Me Too

It had been over 3 years since I last had my haircut or styled, coinciding with the start of quite a dramatic period in my life. Summer 2014 had been a really fun time for me. I had just finished my second year at university and I was able to travel, working on archaeological excavations and staying with friends living across Europe. I felt very happy and positive.

Then I went back to university.

I entered into a relationship in the middle of the first semester and it took me a long time to realise that a number of aspects of it were unhealthy. During this time my mental health began to decline. I have always suffered with anxiety, I am prone to overthinking, catastrophizing and compulsive hand washing. For the first time, I began to experience stress-induced migraines, panic attacks and suicidal thoughts.

My confidence was slowly being chipped away by what evolved into, what I truly believe to have been, an abusive relationship. My boyfriend complained about my cooking, so gradually I stopped. He attacked me about my religious beliefs and when we moved into a one bedroom flat, I lost a safe space to pray. I used to have a mole on my back, it never bothered me but my boyfriend would often comment on how ugly it was. It eventually had to be removed for health reasons, and I expected a positive response. But I was left with a scar which I was told was ugly too.

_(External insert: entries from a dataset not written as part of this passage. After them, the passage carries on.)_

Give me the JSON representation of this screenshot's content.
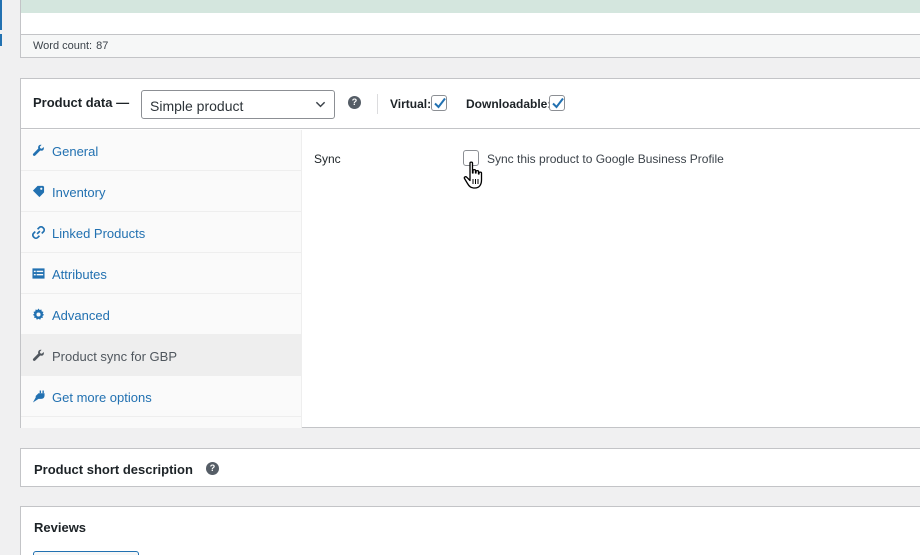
{
  "editor": {
    "word_count_label": "Word count:",
    "word_count_value": "87"
  },
  "product_data": {
    "title": "Product data —",
    "product_type": "Simple product",
    "help_icon": "?",
    "virtual_label": "Virtual:",
    "virtual_checked": true,
    "downloadable_label": "Downloadable:",
    "downloadable_checked": true,
    "tabs": [
      {
        "label": "General",
        "icon": "wrench-icon",
        "active": false
      },
      {
        "label": "Inventory",
        "icon": "tag-icon",
        "active": false
      },
      {
        "label": "Linked Products",
        "icon": "link-icon",
        "active": false
      },
      {
        "label": "Attributes",
        "icon": "list-icon",
        "active": false
      },
      {
        "label": "Advanced",
        "icon": "gear-icon",
        "active": false
      },
      {
        "label": "Product sync for GBP",
        "icon": "wrench-icon",
        "active": true
      },
      {
        "label": "Get more options",
        "icon": "plugin-icon",
        "active": false
      }
    ],
    "panel": {
      "sync_label": "Sync",
      "sync_checkbox_text": "Sync this product to Google Business Profile",
      "sync_checked": false
    }
  },
  "short_description": {
    "title": "Product short description",
    "help_icon": "?"
  },
  "reviews": {
    "title": "Reviews"
  },
  "colors": {
    "link": "#2271b1",
    "border": "#c3c4c7",
    "active_tab": "#eeeeee"
  }
}
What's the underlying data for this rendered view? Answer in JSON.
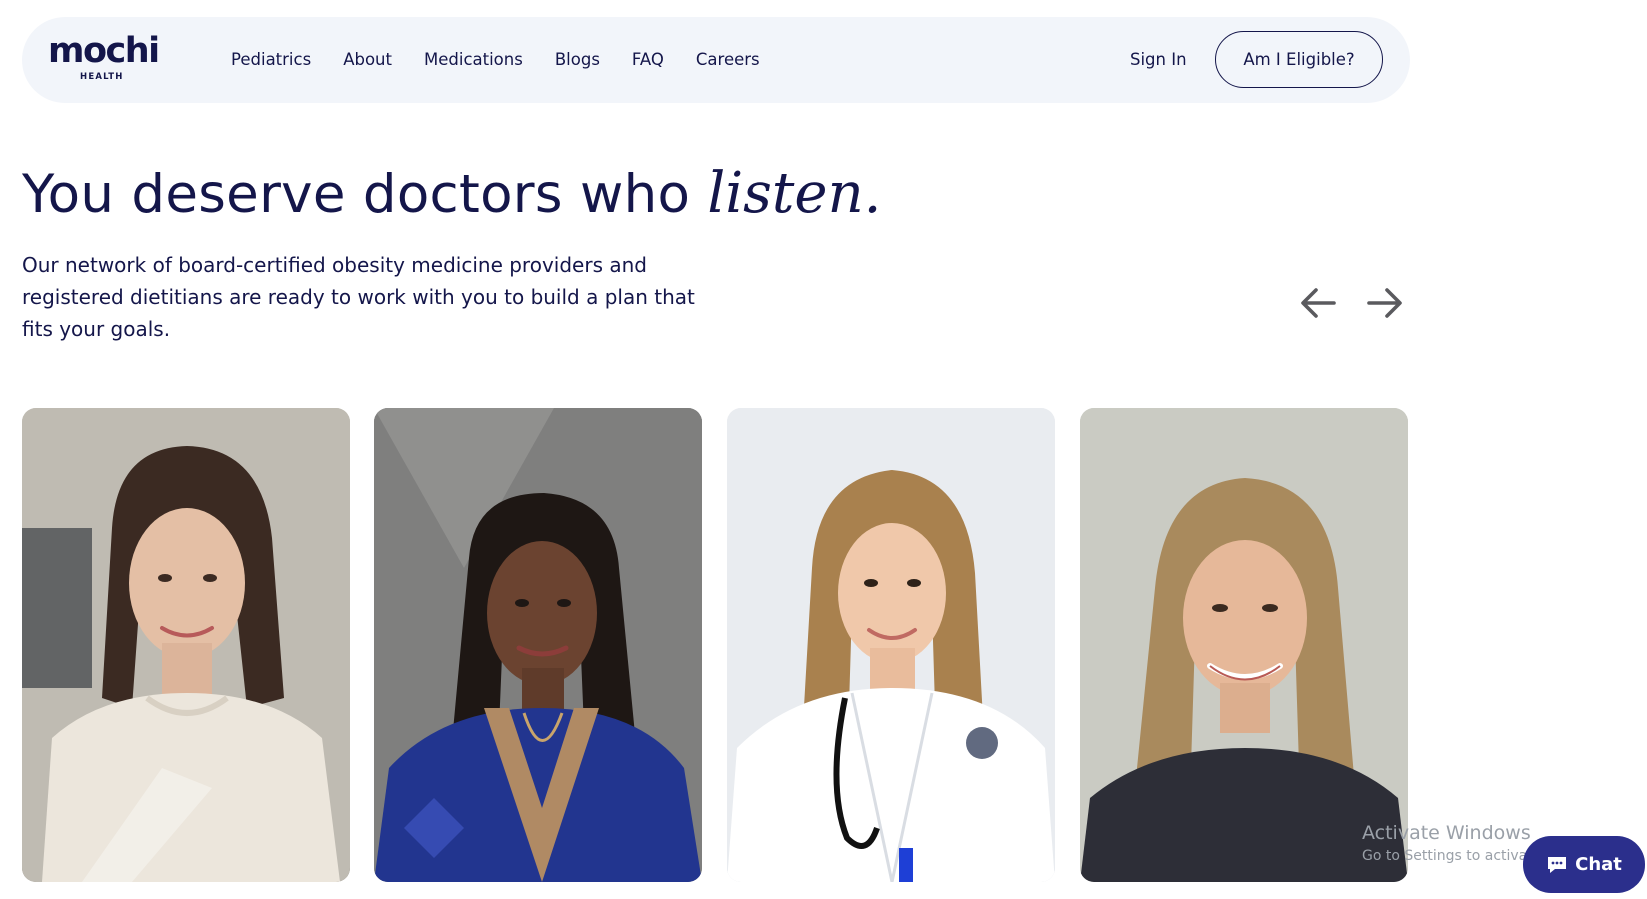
{
  "nav": {
    "logo_text": "mochi",
    "logo_subtext": "HEALTH",
    "links": [
      "Pediatrics",
      "About",
      "Medications",
      "Blogs",
      "FAQ",
      "Careers"
    ],
    "signin_label": "Sign In",
    "cta_label": "Am I Eligible?"
  },
  "hero": {
    "title_main": "You deserve doctors who ",
    "title_emphasis": "listen.",
    "description": "Our network of board-certified obesity medicine providers and registered dietitians are ready to work with you to build a plan that fits your goals."
  },
  "carousel": {
    "prev_icon": "arrow-left-icon",
    "next_icon": "arrow-right-icon",
    "cards": [
      {
        "alt": "provider-photo-1"
      },
      {
        "alt": "provider-photo-2"
      },
      {
        "alt": "provider-photo-3"
      },
      {
        "alt": "provider-photo-4"
      }
    ]
  },
  "watermark": {
    "title": "Activate Windows",
    "subtitle": "Go to Settings to activate Windows."
  },
  "chat": {
    "label": "Chat",
    "icon": "chat-bubble-icon"
  },
  "colors": {
    "brand_navy": "#14164a",
    "nav_bg": "#f2f5fa",
    "chat_bg": "#2b2f8c"
  }
}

My boyfriend struggled with my anxiety and I was not without fault during this period. I have a very quick temper and unpleasant insults were exchanged on both sides. There were times I caused him to worry because I was out late with work colleagues without my phone. However, one night I had been out with colleagues after work, answered his texts concerning where I was, and looked behind me on my way home to see him following me. I was working a lot during this time and researching for my archaeological dissertation. I was tired as a result and no interested in sex. But my boyfriend would pester me until I would allow him to have sex with me so he would let me go to sleep.

Eventually, I voiced to a colleague what was going on, and that I didn’t want to go home that evening because I knew that I would have to have sex. She asked me why I was staying. It was a wake up call, I finally realised that I didn’t want the relationship to continue. I went home and told him I was leaving. A number of things happened next, including some very manipulative behaviour, culminating in him raping me.

I was lucky. I was scheduled to leave for an archaeological excavation the following day and I was able to pack a bag and walk away.

Unfortunately, although it was the end of that relationship, it was not the end of a year of sexual harassment, assault and suicidal experiences. But this was one of the main purposes of starting this blog, to be able to work through what happened, to gain healing and to talk about it – something that I am very passionate about. I posted on social media as part of the recent #MeToo campaign. It was really emotional, and almost frightening, to speak out about my experiences for the first time. Society needs to change so that those who have experienced any form of sexual misconduct or mistreatment no longer feel afraid, embarrassed or fear that they will not be believed if they speak out. I believe the best way we can support each other in anything is by talking about our experiences and encouraging others to talk about theirs.